(Instructions for the task)
A bare number is the expected answer: the count of lines in the records that contain the word "ammo".

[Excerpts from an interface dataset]

....

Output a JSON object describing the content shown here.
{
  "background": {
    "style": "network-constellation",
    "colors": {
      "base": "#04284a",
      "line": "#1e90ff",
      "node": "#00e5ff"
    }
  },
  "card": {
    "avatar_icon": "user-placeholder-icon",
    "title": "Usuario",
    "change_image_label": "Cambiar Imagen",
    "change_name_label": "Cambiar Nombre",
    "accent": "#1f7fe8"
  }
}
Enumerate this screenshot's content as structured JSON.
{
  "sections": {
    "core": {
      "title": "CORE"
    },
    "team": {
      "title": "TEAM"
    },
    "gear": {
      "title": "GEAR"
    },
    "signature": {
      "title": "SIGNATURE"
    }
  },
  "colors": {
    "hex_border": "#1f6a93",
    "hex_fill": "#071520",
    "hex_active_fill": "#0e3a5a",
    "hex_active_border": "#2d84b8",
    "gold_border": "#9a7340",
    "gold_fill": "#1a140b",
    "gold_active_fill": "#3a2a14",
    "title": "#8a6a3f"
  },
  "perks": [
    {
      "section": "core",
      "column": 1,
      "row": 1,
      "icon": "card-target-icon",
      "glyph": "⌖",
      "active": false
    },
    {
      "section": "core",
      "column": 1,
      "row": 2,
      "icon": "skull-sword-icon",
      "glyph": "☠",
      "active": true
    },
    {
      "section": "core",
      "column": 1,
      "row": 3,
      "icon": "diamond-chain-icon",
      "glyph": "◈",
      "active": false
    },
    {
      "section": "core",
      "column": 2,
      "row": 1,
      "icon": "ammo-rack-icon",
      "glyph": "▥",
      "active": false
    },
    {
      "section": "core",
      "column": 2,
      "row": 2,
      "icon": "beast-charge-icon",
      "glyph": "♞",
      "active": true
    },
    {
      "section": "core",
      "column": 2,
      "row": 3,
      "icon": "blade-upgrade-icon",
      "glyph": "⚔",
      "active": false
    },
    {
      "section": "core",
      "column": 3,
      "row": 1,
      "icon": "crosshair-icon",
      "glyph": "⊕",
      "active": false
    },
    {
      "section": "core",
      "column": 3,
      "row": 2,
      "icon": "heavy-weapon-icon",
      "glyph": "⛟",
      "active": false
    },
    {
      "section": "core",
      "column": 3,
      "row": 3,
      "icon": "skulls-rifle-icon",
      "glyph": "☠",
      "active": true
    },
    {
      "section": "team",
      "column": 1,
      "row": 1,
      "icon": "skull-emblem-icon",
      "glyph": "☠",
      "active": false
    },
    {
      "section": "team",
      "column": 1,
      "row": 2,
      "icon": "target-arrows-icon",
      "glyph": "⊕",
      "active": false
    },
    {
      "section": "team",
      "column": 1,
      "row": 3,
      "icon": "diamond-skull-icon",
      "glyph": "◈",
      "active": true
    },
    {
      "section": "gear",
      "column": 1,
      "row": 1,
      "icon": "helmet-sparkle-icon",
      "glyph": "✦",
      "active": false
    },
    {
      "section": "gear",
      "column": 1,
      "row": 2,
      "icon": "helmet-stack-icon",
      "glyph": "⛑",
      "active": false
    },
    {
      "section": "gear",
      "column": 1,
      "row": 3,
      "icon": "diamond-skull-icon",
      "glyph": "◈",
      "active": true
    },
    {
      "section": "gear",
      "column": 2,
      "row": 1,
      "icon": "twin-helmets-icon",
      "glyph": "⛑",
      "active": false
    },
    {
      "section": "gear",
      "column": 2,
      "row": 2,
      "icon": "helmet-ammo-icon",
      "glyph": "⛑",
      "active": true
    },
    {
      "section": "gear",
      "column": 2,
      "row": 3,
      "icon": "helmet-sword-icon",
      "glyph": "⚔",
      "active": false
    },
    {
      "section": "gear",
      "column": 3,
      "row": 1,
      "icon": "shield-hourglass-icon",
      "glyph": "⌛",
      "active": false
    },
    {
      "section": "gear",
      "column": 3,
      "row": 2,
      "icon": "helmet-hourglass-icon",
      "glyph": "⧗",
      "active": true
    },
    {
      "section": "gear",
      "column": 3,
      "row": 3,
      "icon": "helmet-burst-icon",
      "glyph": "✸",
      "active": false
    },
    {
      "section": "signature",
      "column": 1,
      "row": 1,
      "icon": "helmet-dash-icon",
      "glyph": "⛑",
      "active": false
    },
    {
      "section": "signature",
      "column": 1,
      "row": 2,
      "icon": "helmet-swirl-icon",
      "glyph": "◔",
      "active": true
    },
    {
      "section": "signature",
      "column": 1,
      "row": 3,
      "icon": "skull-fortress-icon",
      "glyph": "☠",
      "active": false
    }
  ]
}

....

(Exercise output)
2